Saturday, August 28, 2010

Vintage Keyboard Studio update

Here's a project at the FMO Gear Shop that we haven't discussed all that much, especially considering how cool it is. It's our Vintage Keyboard Studio.

I've been working on the studio for almost two years with "Keyboard Mike" Thompson. We've rearranged the studio several times since we started, usually when a new vintage keyboard or analog synth has been brought into the fold.

I wish I had thought to document every incarnation, though we have taken a LOT of nice shots of various vintage keys. These are some pictures I took of how we had the studio set up this past May.

I got the idea for the studio a long time ago, and moving into the FMO Gear Shop gave me the first real opportunity I've had to actually try it out. We started off doing a lot of repairs and restorations.

One of the things I was particularly interested in pursuing was doing custom work and modifications on vintage keyboards and synthesizers. One of my favorite projects has been hot-rodding a 1971 Fender Rhodes Stage 73 electric piano, which you can see above. I've named it the Dream Weaver (after the song by Gary Wright).

I also had new custom cases made for my Rhodes Chroma and Rhodes Chroma Expander made of exotic figured Bubinga wood (see below).

The Bubinga wood Rhodes Chroma and Expander cases were made for me by Wes Taggart of Analogics. I have to say, I was really pleased with how they turned out. Both keyboards also have the PSU and amazing CC+ upgrades available at the website.

We're just scratching the surface, there's a ton more info about our vintage keyboard and synthesizer escapades to come. I wanted the studio to have it's own virtual home and individual identity, so we're going to be posting all of that info on our new website:

The website is a work in progress. I got the domain set up, and Keyboard Mike has been working on the content for the past week or so. I originally intended for us to use some kind of Content Management System, but Mike suggested starting with a blog format to develop some of the concepts and material. There's definitely no shortage of material either. The website in its current state is just a taste of what's in store.

One final note - the thing that really prompted the launching of the virtual Vintage Keyboard Studio is the fact that it has officially outgrown its current physical location. We just can't fit all the cool synth gear in that room in an ideal way. Not only that, but we now need the space for our other projects at the FMO Gear Shop.

So... we're looking for a new home. If anyone has any leads on finding a suitable (and roomy) spot in the vicinity of New Haven, CT that's worthy of housing all these cool vintage keys, definitely let us know.

Monday, August 9, 2010

There's a New Girl in Town

It's official... we've got a new member on our team. I hired Kryssi several weeks ago and proceeded to subject her to a grueling 90-day trial period to see if she would work out. Well, she did, and now we're glad to announce that Kryssi is a permanent member of our FMO team.
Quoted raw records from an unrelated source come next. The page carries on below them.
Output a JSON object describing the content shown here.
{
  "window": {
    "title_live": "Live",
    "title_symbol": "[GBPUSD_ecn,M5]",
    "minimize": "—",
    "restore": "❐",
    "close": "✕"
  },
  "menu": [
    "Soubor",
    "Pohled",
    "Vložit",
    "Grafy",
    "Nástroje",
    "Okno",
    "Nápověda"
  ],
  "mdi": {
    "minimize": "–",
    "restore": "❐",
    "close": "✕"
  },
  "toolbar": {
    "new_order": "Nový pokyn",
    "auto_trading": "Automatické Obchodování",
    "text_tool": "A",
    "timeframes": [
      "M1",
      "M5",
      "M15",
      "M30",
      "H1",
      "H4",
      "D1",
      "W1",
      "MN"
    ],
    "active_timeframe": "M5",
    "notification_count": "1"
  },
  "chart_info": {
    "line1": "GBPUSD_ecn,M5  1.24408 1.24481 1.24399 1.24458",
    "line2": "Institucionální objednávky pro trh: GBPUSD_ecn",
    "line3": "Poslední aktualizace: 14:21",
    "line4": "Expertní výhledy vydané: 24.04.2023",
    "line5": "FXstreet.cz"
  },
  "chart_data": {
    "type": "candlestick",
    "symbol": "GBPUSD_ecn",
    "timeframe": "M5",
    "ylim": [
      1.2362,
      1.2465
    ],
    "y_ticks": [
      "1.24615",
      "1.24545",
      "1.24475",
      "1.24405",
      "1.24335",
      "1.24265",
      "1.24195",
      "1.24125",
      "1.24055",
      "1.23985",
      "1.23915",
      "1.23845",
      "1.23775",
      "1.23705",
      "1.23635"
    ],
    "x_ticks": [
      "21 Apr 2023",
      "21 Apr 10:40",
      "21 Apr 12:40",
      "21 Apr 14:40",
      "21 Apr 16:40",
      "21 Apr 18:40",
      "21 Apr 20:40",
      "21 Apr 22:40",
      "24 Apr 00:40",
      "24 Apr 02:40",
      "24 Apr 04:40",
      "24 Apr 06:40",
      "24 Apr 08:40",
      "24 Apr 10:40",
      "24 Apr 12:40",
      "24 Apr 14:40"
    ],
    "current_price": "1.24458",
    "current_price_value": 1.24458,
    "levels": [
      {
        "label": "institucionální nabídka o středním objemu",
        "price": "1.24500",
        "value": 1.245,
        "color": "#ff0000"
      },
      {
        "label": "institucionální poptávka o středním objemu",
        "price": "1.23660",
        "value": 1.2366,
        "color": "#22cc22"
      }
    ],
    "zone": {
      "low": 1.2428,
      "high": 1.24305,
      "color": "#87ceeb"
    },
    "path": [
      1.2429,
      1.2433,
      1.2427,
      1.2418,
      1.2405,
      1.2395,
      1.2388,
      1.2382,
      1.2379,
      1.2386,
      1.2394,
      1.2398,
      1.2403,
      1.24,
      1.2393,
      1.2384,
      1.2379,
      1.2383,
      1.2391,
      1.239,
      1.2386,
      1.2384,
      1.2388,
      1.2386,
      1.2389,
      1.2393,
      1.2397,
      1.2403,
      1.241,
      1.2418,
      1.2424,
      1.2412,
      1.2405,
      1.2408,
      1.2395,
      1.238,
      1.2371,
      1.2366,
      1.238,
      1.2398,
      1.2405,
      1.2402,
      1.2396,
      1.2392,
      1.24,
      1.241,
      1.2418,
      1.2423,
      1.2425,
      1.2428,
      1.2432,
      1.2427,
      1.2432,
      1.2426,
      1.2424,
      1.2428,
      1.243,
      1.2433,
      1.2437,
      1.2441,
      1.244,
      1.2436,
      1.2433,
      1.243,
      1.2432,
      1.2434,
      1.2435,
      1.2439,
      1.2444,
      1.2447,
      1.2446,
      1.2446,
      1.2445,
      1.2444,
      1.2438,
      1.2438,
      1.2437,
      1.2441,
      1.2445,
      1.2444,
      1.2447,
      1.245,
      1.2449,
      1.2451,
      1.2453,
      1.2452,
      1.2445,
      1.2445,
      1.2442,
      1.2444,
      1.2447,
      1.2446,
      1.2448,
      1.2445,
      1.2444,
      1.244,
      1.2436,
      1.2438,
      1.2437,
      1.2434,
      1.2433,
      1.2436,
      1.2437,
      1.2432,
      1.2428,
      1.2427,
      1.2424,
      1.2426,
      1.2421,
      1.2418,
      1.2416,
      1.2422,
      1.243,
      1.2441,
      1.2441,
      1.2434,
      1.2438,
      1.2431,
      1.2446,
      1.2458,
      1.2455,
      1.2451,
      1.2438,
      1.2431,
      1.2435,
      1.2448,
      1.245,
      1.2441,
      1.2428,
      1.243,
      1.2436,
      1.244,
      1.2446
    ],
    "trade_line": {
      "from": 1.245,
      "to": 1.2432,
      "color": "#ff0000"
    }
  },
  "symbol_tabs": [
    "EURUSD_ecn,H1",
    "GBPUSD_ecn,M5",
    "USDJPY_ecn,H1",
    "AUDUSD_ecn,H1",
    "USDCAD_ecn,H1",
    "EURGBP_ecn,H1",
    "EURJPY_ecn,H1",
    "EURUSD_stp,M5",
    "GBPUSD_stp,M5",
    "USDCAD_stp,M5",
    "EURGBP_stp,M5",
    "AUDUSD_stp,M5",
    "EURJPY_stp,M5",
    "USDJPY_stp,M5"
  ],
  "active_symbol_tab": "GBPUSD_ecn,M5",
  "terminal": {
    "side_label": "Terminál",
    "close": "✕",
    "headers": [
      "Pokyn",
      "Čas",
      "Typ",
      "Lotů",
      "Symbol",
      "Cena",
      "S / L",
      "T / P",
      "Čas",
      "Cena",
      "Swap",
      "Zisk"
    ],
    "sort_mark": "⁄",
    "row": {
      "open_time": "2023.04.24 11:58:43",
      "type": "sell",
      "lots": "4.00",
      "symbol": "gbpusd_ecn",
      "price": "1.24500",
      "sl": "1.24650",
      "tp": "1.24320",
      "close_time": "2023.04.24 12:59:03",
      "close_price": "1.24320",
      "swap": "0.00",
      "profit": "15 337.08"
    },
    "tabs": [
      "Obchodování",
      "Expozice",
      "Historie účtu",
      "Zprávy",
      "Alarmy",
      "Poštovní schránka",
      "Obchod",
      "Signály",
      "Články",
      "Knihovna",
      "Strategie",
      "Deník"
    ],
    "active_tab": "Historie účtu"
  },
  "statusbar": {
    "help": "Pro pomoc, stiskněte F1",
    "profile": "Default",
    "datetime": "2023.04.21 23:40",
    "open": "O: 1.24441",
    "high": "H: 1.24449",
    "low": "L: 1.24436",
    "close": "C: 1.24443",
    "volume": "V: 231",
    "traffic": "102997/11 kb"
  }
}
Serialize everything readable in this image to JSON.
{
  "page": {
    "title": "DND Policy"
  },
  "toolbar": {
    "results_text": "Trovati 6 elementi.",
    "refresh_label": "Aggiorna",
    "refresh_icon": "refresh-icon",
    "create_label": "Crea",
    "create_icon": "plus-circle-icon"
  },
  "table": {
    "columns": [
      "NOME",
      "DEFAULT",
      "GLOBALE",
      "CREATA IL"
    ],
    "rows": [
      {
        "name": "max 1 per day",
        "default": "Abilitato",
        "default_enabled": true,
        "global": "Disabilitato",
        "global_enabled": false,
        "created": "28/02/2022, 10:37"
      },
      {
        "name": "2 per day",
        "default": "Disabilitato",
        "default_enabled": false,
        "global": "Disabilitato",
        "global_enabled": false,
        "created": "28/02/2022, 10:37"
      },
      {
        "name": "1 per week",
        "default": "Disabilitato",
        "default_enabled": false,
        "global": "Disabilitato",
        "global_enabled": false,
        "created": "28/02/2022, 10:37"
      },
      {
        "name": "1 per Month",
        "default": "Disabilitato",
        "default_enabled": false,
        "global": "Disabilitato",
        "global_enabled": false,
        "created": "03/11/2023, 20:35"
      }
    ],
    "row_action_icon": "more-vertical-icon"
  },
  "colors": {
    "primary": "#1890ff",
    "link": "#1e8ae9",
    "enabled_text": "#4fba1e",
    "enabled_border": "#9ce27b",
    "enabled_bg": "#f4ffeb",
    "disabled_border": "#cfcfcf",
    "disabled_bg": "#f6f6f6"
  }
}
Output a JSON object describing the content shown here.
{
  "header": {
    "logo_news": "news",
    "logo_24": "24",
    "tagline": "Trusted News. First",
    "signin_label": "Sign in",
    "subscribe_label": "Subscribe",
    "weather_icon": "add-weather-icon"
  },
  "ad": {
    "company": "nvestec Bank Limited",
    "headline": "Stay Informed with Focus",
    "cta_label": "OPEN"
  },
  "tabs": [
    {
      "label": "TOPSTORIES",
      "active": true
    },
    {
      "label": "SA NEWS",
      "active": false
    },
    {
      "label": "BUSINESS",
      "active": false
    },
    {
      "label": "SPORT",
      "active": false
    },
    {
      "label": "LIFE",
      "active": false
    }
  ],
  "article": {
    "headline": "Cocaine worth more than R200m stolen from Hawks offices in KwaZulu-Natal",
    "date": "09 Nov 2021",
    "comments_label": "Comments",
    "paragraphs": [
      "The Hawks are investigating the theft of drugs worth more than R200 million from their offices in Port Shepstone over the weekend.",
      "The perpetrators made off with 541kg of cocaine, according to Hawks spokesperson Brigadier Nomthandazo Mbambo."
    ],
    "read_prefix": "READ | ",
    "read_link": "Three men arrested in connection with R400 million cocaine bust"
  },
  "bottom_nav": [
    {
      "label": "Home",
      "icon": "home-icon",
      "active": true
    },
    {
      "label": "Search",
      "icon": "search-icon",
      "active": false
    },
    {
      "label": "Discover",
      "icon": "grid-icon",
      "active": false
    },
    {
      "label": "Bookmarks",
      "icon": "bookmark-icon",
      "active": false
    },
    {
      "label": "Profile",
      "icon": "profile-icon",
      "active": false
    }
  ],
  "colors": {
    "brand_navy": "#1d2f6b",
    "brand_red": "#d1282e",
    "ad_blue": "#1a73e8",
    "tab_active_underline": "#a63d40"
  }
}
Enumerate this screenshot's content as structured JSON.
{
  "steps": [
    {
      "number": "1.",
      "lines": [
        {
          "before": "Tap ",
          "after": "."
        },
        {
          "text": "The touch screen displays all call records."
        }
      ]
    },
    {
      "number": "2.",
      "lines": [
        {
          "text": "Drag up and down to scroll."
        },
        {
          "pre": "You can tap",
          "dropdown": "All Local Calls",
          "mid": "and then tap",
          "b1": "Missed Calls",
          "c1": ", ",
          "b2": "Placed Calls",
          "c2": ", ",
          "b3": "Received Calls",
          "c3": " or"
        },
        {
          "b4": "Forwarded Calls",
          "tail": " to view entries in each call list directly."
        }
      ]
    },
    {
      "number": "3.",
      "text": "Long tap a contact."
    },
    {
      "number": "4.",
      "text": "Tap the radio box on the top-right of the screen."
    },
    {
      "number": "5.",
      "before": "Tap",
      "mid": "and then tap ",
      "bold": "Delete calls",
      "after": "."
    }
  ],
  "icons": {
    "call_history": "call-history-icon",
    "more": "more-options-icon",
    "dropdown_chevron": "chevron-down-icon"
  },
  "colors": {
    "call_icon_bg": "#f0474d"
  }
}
Kryssi is an accomplished guitarist who studied at Hartt School of Music, and (get this) she's actually into guitar pedals. I think there may be a dozen or so bona fide pedal chicks in the whole world, and one of them now works here. Of course, it takes a lot more than that to be able to actually handle the job, but Kryssi has proven she definitely has what it takes to make things happen. She's already taken charge of all the social networking for Black Cat Pedals, and now she'll be handling sales for Black Cat as well. Feel free to send her an email if you're interested in the pedals, or just want to say hi.

Friday, August 6, 2010

This makes it all worthwhile

It's been more than 5 years since I wrote Analog Man's Guide To Vintage Effects. The book still sells at a moderately steady pace of up to a dozen or so per week throughout the year, except during the holidays when the orders quadruple. We've now sold several thousand copies.

Of course, I realize this book is a weighty tome, but I often wonder to what extent each copy has been read. I suspect there are many owners who have never read it in its entirety, and I'm certain there are a good number who've done little more than look at the pictures (well, they are nice pictures). But once in a while, I'll get actual feedback from a reader. I always love to hear comments from people about the book, especially if they're like this email I got yesterday from "Lefty Perry" in New Hampshire:

Hey Tom,
I had to write this quick story to you. Last night I was sitting at work with your book on my desk where it always is. This guy comes in that I did not know played guitar and looked at the cover. He picked it up and said WOW, WHAT A COOL BOOK. We talked about it. He said he thought it was an old book because it is in such used up shape. I said NO, IT'S ONLY ABOUT TWO YEARS OLD BUT I READ THE BLOODY THING TWO HOURS A DAY. I have read and re-read your book over and over again. I told this guy where he could get your book because I could never lend my own copy out... MAN YOU REALLY DID A GREAT JOB ON THIS BOOK! I am sure you have never received a bad review. Thanks for your hard work!
Perry in NH USA